[Recorded data]
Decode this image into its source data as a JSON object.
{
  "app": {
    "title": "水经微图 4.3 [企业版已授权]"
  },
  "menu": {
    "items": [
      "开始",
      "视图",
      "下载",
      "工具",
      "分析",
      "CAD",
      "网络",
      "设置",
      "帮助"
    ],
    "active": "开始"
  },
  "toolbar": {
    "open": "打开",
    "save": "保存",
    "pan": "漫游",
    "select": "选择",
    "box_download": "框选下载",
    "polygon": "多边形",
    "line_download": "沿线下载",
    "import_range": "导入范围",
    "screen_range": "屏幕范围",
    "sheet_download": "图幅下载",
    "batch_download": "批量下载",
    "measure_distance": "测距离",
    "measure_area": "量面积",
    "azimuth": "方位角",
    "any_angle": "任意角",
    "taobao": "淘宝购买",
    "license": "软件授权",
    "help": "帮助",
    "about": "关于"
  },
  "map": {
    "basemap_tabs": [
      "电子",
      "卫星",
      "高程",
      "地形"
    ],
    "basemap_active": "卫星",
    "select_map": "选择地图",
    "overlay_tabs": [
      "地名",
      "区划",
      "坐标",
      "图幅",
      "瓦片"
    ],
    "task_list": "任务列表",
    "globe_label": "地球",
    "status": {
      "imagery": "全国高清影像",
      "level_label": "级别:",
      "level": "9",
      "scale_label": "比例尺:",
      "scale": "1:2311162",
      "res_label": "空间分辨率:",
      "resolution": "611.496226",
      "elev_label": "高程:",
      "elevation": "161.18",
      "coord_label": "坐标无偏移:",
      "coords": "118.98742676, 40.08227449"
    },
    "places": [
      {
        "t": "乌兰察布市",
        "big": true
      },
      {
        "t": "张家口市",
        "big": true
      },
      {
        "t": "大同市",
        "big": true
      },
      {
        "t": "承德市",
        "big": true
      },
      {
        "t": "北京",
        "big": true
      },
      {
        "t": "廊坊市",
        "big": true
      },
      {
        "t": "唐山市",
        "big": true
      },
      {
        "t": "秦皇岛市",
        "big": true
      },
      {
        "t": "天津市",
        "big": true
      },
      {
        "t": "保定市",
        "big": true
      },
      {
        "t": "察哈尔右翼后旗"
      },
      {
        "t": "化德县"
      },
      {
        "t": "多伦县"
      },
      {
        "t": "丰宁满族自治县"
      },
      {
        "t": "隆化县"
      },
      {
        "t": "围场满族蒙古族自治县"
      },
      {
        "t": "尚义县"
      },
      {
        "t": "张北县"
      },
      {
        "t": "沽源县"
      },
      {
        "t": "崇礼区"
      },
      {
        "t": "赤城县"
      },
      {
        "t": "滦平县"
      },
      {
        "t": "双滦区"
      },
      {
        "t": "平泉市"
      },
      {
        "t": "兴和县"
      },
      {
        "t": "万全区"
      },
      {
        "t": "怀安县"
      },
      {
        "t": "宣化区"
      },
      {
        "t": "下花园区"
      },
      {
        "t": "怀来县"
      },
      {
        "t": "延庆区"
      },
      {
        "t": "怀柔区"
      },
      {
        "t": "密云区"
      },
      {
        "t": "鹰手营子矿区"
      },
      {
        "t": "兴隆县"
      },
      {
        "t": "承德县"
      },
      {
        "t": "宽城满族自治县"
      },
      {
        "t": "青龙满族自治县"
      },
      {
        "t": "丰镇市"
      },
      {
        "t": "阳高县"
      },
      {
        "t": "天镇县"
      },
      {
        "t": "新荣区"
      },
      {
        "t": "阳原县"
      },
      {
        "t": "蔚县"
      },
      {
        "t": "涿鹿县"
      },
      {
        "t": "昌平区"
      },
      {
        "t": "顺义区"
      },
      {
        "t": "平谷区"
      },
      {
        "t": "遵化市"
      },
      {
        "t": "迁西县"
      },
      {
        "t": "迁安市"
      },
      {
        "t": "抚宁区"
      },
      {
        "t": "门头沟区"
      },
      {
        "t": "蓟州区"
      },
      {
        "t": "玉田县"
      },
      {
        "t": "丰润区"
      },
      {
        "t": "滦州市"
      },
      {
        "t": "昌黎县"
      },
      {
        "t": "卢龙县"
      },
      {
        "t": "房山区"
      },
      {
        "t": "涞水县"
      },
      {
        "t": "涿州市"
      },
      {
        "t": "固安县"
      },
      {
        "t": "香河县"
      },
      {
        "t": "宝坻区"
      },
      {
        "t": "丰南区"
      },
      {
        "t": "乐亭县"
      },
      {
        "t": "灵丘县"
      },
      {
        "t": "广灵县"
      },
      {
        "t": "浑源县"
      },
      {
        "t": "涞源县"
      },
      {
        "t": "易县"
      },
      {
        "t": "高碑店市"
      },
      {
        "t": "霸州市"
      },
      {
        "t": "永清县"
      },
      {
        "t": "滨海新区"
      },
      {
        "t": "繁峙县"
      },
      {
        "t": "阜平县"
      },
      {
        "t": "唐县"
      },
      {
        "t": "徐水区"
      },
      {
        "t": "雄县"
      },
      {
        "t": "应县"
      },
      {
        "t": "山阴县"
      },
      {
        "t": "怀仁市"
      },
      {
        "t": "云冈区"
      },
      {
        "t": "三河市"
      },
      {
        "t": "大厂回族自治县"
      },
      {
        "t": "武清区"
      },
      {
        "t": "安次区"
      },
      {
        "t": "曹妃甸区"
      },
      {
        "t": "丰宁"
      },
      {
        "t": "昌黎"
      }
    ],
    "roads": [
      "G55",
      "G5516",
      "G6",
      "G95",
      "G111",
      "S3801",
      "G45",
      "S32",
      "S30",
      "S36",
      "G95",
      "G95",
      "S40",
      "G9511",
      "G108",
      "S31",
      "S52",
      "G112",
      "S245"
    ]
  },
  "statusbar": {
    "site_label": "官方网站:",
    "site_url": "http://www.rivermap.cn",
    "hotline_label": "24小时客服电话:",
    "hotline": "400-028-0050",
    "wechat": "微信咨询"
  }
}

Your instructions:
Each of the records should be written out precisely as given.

Task answer:
Decode this image into its source data as a JSON object.
{
  "app": {
    "title": "水经微图 4.3 [企业版已授权]"
  },
  "menu": {
    "items": [
      "开始",
      "视图",
      "下载",
      "工具",
      "分析",
      "CAD",
      "网络",
      "设置",
      "帮助"
    ],
    "active": "开始"
  },
  "toolbar": {
    "open": "打开",
    "save": "保存",
    "pan": "漫游",
    "select": "选择",
    "box_download": "框选下载",
    "polygon": "多边形",
    "line_download": "沿线下载",
    "import_range": "导入范围",
    "screen_range": "屏幕范围",
    "sheet_download": "图幅下载",
    "batch_download": "批量下载",
    "measure_distance": "测距离",
    "measure_area": "量面积",
    "azimuth": "方位角",
    "any_angle": "任意角",
    "taobao": "淘宝购买",
    "license": "软件授权",
    "help": "帮助",
    "about": "关于"
  },
  "map": {
    "basemap_tabs": [
      "电子",
      "卫星",
      "高程",
      "地形"
    ],
    "basemap_active": "卫星",
    "select_map": "选择地图",
    "overlay_tabs": [
      "地名",
      "区划",
      "坐标",
      "图幅",
      "瓦片"
    ],
    "task_list": "任务列表",
    "globe_label": "地球",
    "status": {
      "imagery": "全国高清影像",
      "level_label": "级别:",
      "level": "9",
      "scale_label": "比例尺:",
      "scale": "1:2311162",
      "res_label": "空间分辨率:",
      "resolution": "611.496226",
      "elev_label": "高程:",
      "elevation": "161.18",
      "coord_label": "坐标无偏移:",
      "coords": "118.98742676, 40.08227449"
    },
    "places": [
      {
        "t": "乌兰察布市",
        "big": true
      },
      {
        "t": "张家口市",
        "big": true
      },
      {
        "t": "大同市",
        "big": true
      },
      {
        "t": "承德市",
        "big": true
      },
      {
        "t": "北京",
        "big": true
      },
      {
        "t": "廊坊市",
        "big": true
      },
      {
        "t": "唐山市",
        "big": true
      },
      {
        "t": "秦皇岛市",
        "big": true
      },
      {
        "t": "天津市",
        "big": true
      },
      {
        "t": "保定市",
        "big": true
      },
      {
        "t": "察哈尔右翼后旗"
      },
      {
        "t": "化德县"
      },
      {
        "t": "多伦县"
      },
      {
        "t": "丰宁满族自治县"
      },
      {
        "t": "隆化县"
      },
      {
        "t": "围场满族蒙古族自治县"
      },
      {
        "t": "尚义县"
      },
      {
        "t": "张北县"
      },
      {
        "t": "沽源县"
      },
      {
        "t": "崇礼区"
      },
      {
        "t": "赤城县"
      },
      {
        "t": "滦平县"
      },
      {
        "t": "双滦区"
      },
      {
        "t": "平泉市"
      },
      {
        "t": "兴和县"
      },
      {
        "t": "万全区"
      },
      {
        "t": "怀安县"
      },
      {
        "t": "宣化区"
      },
      {
        "t": "下花园区"
      },
      {
        "t": "怀来县"
      },
      {
        "t": "延庆区"
      },
      {
        "t": "怀柔区"
      },
      {
        "t": "密云区"
      },
      {
        "t": "鹰手营子矿区"
      },
      {
        "t": "兴隆县"
      },
      {
        "t": "承德县"
      },
      {
        "t": "宽城满族自治县"
      },
      {
        "t": "青龙满族自治县"
      },
      {
        "t": "丰镇市"
      },
      {
        "t": "阳高县"
      },
      {
        "t": "天镇县"
      },
      {
        "t": "新荣区"
      },
      {
        "t": "阳原县"
      },
      {
        "t": "蔚县"
      },
      {
        "t": "涿鹿县"
      },
      {
        "t": "昌平区"
      },
      {
        "t": "顺义区"
      },
      {
        "t": "平谷区"
      },
      {
        "t": "遵化市"
      },
      {
        "t": "迁西县"
      },
      {
        "t": "迁安市"
      },
      {
        "t": "抚宁区"
      },
      {
        "t": "门头沟区"
      },
      {
        "t": "蓟州区"
      },
      {
        "t": "玉田县"
      },
      {
        "t": "丰润区"
      },
      {
        "t": "滦州市"
      },
      {
        "t": "昌黎县"
      },
      {
        "t": "卢龙县"
      },
      {
        "t": "房山区"
      },
      {
        "t": "涞水县"
      },
      {
        "t": "涿州市"
      },
      {
        "t": "固安县"
      },
      {
        "t": "香河县"
      },
      {
        "t": "宝坻区"
      },
      {
        "t": "丰南区"
      },
      {
        "t": "乐亭县"
      },
      {
        "t": "灵丘县"
      },
      {
        "t": "广灵县"
      },
      {
        "t": "浑源县"
      },
      {
        "t": "涞源县"
      },
      {
        "t": "易县"
      },
      {
        "t": "高碑店市"
      },
      {
        "t": "霸州市"
      },
      {
        "t": "永清县"
      },
      {
        "t": "滨海新区"
      },
      {
        "t": "繁峙县"
      },
      {
        "t": "阜平县"
      },
      {
        "t": "唐县"
      },
      {
        "t": "徐水区"
      },
      {
        "t": "雄县"
      },
      {
        "t": "应县"
      },
      {
        "t": "山阴县"
      },
      {
        "t": "怀仁市"
      },
      {
        "t": "云冈区"
      },
      {
        "t": "三河市"
      },
      {
        "t": "大厂回族自治县"
      },
      {
        "t": "武清区"
      },
      {
        "t": "安次区"
      },
      {
        "t": "曹妃甸区"
      },
      {
        "t": "丰宁"
      },
      {
        "t": "昌黎"
      }
    ],
    "roads": [
      "G55",
      "G5516",
      "G6",
      "G95",
      "G111",
      "S3801",
      "G45",
      "S32",
      "S30",
      "S36",
      "G95",
      "G95",
      "S40",
      "G9511",
      "G108",
      "S31",
      "S52",
      "G112",
      "S245"
    ]
  },
  "statusbar": {
    "site_label": "官方网站:",
    "site_url": "http://www.rivermap.cn",
    "hotline_label": "24小时客服电话:",
    "hotline": "400-028-0050",
    "wechat": "微信咨询"
  }
}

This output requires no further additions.